Insurance lawyers need a good process for taking on a case. This includes a good intake sheet and a thorough discussion about the case.
I. One issue to discuss is the number or prior claims that the client has had in the past. What repairs were competed? An insurance company adjuster will use prior claims or lack of repairs to their advantage if possible. Adjusters have access to this information and will use it fruitfully for themselves. Having copies of repair receipts and photos are very helpful for the claimant. Sometimes an expert is needed.
II. Inspection tends to be the part of a case that has the most varied, and often polarized account of what exactly happened to cause the claim. The attorney needs to know if the client was present when the property was inspected. Too many times, the adjuster acted on his own without the claimant being present. Knowing what the adjuster did can often times help the claim. It may increase the value of the claim or lessen it. The insured needs to be sure and point out all the damage the insured is aware of and know whether or not the adjuster looked for other damage
III. Public adjusters are sometimes helpful to the claim. Other times they hinder being able to get the claim settled fairly. It is important to remember that state law prevent an attorney from offering payment to a public adjuster in exchange for referring the case. This law is found in the Insurance Code, Section 4102.164.

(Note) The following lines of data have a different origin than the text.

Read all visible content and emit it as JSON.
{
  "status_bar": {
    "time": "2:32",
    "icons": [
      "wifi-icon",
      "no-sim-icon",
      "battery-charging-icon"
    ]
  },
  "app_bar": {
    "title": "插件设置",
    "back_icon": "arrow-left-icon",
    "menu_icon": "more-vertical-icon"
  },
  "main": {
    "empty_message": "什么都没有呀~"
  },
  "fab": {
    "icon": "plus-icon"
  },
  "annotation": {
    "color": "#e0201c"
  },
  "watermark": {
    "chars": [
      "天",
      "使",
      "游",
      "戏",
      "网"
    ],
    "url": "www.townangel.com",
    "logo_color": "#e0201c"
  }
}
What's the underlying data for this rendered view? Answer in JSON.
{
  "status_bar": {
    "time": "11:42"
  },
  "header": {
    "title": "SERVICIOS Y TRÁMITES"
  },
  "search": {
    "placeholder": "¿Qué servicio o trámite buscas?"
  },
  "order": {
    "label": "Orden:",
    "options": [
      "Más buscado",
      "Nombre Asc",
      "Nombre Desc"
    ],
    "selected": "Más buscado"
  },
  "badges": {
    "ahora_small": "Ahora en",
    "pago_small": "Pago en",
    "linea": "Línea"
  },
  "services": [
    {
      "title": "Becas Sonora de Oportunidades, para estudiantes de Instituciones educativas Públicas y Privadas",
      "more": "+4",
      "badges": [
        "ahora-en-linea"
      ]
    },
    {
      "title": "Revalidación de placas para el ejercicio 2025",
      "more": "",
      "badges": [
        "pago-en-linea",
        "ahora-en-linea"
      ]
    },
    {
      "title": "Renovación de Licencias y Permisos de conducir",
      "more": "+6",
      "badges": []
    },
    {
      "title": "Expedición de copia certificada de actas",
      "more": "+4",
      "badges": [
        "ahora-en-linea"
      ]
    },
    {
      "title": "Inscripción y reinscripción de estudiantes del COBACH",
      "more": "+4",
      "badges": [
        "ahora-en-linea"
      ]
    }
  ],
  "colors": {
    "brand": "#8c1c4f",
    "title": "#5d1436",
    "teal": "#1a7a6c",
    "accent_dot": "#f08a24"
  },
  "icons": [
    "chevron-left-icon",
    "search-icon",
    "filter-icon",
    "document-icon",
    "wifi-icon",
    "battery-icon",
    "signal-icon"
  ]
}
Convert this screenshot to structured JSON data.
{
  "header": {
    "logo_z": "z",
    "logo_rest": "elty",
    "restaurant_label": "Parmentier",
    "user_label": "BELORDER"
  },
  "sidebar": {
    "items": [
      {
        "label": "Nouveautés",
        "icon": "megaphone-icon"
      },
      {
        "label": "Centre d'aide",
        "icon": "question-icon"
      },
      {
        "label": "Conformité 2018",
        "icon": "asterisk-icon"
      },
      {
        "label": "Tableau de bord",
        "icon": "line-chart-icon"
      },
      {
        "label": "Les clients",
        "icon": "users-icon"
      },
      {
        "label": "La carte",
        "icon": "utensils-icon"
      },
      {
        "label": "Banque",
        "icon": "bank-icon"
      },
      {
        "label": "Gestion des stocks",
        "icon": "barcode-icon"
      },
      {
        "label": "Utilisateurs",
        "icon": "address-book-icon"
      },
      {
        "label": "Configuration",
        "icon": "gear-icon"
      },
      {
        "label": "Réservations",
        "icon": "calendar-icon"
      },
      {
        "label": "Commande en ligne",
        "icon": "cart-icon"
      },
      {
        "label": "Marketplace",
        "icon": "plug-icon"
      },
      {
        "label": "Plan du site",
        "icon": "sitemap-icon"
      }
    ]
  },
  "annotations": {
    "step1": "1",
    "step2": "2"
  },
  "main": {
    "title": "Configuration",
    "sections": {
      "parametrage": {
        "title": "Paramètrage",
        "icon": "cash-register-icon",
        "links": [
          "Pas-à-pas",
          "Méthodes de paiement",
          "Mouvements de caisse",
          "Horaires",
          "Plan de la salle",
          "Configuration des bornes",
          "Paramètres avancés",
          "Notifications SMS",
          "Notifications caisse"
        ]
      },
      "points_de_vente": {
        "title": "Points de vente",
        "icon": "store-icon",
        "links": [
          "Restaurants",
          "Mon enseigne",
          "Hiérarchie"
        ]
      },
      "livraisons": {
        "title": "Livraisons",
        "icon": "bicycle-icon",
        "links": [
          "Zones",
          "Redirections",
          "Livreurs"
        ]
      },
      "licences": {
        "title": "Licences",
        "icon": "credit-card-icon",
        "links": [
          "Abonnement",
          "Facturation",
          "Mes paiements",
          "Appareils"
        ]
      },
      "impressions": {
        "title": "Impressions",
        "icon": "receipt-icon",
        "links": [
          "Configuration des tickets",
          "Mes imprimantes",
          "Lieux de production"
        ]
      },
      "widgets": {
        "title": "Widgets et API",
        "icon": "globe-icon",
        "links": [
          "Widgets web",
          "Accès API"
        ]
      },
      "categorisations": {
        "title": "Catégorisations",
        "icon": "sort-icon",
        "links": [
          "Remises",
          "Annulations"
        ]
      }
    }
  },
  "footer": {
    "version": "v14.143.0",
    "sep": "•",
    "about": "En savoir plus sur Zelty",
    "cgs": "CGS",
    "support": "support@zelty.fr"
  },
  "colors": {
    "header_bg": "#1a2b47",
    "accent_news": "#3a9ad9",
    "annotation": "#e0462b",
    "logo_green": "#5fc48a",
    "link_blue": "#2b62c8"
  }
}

IV. Claims must be reported as soon as the insured becomes aware of the claim. Prompt reporting will help in getting the claim resolved favorably plus, it is a requirement in insurance policies. This is often times difficult when it comes to roof damage claims for obvious reasons. Thus, it is important to inspect the roof after every severe weather event.
V. What is the coverage in the policy? Just assuming a policy covers a claim is the wrong approach. The policy needs to be read in full, including endorsements, exclusions, limitations, and amendments to the policy. The insurance attorney should verify coverage was in place during the relevant time frame. The insurance attorney must also determine the damage is covered by the policy. What does the policy say about appraisals and how they are to be conducted and under what circumstances? Also, what are the limits to coverage and what are the applicable deductibles?